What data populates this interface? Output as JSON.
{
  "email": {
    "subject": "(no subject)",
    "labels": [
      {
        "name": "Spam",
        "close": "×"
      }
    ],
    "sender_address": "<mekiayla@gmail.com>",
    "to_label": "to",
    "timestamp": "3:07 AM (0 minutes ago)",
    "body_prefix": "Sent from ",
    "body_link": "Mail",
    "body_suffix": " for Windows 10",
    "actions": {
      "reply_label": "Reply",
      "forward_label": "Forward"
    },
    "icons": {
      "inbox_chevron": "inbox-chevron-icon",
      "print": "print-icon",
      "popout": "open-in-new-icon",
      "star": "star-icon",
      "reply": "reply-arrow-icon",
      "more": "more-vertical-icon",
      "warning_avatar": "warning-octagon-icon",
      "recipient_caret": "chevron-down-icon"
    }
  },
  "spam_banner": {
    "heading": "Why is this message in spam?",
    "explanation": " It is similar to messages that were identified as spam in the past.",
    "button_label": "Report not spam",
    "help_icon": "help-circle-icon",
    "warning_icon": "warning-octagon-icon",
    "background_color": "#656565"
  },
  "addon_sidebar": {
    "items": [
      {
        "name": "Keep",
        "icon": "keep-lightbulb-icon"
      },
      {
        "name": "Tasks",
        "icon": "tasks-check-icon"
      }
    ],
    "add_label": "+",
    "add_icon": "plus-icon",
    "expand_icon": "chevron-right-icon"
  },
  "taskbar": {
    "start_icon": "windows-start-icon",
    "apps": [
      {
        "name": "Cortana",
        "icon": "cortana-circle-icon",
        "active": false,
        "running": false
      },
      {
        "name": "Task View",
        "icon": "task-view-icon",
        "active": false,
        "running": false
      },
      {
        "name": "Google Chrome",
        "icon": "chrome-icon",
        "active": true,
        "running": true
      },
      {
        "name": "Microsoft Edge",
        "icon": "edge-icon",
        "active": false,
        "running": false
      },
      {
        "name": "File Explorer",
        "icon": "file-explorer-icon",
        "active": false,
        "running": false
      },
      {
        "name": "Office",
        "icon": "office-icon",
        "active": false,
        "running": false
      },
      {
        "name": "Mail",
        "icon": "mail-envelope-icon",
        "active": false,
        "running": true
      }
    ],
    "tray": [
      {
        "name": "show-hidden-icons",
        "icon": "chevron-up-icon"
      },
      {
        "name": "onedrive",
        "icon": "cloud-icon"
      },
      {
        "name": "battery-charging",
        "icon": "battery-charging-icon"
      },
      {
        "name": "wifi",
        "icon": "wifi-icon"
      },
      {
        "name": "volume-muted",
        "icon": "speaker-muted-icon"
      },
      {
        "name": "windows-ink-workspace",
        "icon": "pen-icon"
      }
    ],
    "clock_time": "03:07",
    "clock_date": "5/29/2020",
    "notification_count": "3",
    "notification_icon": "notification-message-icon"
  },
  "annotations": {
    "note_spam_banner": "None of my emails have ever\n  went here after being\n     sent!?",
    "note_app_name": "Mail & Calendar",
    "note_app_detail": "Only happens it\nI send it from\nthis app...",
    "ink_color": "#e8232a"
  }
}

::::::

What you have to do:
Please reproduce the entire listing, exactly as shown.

Output for this task:
What data populates this interface? Output as JSON.
{
  "email": {
    "subject": "(no subject)",
    "labels": [
      {
        "name": "Spam",
        "close": "×"
      }
    ],
    "sender_address": "<mekiayla@gmail.com>",
    "to_label": "to",
    "timestamp": "3:07 AM (0 minutes ago)",
    "body_prefix": "Sent from ",
    "body_link": "Mail",
    "body_suffix": " for Windows 10",
    "actions": {
      "reply_label": "Reply",
      "forward_label": "Forward"
    },
    "icons": {
      "inbox_chevron": "inbox-chevron-icon",
      "print": "print-icon",
      "popout": "open-in-new-icon",
      "star": "star-icon",
      "reply": "reply-arrow-icon",
      "more": "more-vertical-icon",
      "warning_avatar": "warning-octagon-icon",
      "recipient_caret": "chevron-down-icon"
    }
  },
  "spam_banner": {
    "heading": "Why is this message in spam?",
    "explanation": " It is similar to messages that were identified as spam in the past.",
    "button_label": "Report not spam",
    "help_icon": "help-circle-icon",
    "warning_icon": "warning-octagon-icon",
    "background_color": "#656565"
  },
  "addon_sidebar": {
    "items": [
      {
        "name": "Keep",
        "icon": "keep-lightbulb-icon"
      },
      {
        "name": "Tasks",
        "icon": "tasks-check-icon"
      }
    ],
    "add_label": "+",
    "add_icon": "plus-icon",
    "expand_icon": "chevron-right-icon"
  },
  "taskbar": {
    "start_icon": "windows-start-icon",
    "apps": [
      {
        "name": "Cortana",
        "icon": "cortana-circle-icon",
        "active": false,
        "running": false
      },
      {
        "name": "Task View",
        "icon": "task-view-icon",
        "active": false,
        "running": false
      },
      {
        "name": "Google Chrome",
        "icon": "chrome-icon",
        "active": true,
        "running": true
      },
      {
        "name": "Microsoft Edge",
        "icon": "edge-icon",
        "active": false,
        "running": false
      },
      {
        "name": "File Explorer",
        "icon": "file-explorer-icon",
        "active": false,
        "running": false
      },
      {
        "name": "Office",
        "icon": "office-icon",
        "active": false,
        "running": false
      },
      {
        "name": "Mail",
        "icon": "mail-envelope-icon",
        "active": false,
        "running": true
      }
    ],
    "tray": [
      {
        "name": "show-hidden-icons",
        "icon": "chevron-up-icon"
      },
      {
        "name": "onedrive",
        "icon": "cloud-icon"
      },
      {
        "name": "battery-charging",
        "icon": "battery-charging-icon"
      },
      {
        "name": "wifi",
        "icon": "wifi-icon"
      },
      {
        "name": "volume-muted",
        "icon": "speaker-muted-icon"
      },
      {
        "name": "windows-ink-workspace",
        "icon": "pen-icon"
      }
    ],
    "clock_time": "03:07",
    "clock_date": "5/29/2020",
    "notification_count": "3",
    "notification_icon": "notification-message-icon"
  },
  "annotations": {
    "note_spam_banner": "None of my emails have ever\n  went here after being\n     sent!?",
    "note_app_name": "Mail & Calendar",
    "note_app_detail": "Only happens it\nI send it from\nthis app...",
    "ink_color": "#e8232a"
  }
}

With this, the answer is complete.